This report is the fourth in the Competent Children longitudinal study. It describes and analyses the factors which can make a difference to children's scores at age 10.
The study has followed about 500 New Zealand children over five years, and has been able to look at the relationship of earlier experiences and resources to children's current competency levels.
These included early childhood education, family income levels and changes in these over time, changes in families, how children initially took to school, and how they used their time, such as their use of mathematics in the home, or how long they spent watching television at age 5.
The analysis also includes children's current experiences in and out of school, and their feelings about school and home.
The report indicates some underlying principles or threads which can provide children with solid knowledge and confidence, and challenge them to go further.
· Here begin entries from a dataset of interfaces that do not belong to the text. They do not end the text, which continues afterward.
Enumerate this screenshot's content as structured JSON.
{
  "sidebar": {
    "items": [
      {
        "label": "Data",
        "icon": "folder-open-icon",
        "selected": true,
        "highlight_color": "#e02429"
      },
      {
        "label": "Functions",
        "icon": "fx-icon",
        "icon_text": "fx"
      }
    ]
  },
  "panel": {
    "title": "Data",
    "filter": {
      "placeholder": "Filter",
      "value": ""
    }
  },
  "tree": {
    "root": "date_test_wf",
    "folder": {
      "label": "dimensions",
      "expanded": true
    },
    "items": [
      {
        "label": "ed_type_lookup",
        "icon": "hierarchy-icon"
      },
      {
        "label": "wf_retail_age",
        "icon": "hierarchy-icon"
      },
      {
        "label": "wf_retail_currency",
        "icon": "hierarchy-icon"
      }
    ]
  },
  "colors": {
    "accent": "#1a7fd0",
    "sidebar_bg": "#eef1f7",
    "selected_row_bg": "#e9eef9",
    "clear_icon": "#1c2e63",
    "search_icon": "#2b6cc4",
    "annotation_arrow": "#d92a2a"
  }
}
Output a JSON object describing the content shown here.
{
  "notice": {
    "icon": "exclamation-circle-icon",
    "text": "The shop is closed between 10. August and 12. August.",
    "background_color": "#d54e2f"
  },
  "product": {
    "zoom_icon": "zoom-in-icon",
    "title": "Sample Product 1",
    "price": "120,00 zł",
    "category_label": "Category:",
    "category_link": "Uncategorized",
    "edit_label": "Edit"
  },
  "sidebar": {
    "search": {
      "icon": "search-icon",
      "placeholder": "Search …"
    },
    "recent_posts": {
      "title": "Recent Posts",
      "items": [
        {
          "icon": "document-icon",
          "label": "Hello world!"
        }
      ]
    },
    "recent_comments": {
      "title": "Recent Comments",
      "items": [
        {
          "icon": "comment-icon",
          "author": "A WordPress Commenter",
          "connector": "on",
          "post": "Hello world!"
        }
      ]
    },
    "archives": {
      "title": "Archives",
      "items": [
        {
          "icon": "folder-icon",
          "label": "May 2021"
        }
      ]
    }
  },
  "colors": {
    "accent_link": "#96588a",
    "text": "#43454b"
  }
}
The full report is downloadable [ PDF, 17MB ]: Competent children at 10: Families, early education, and schools.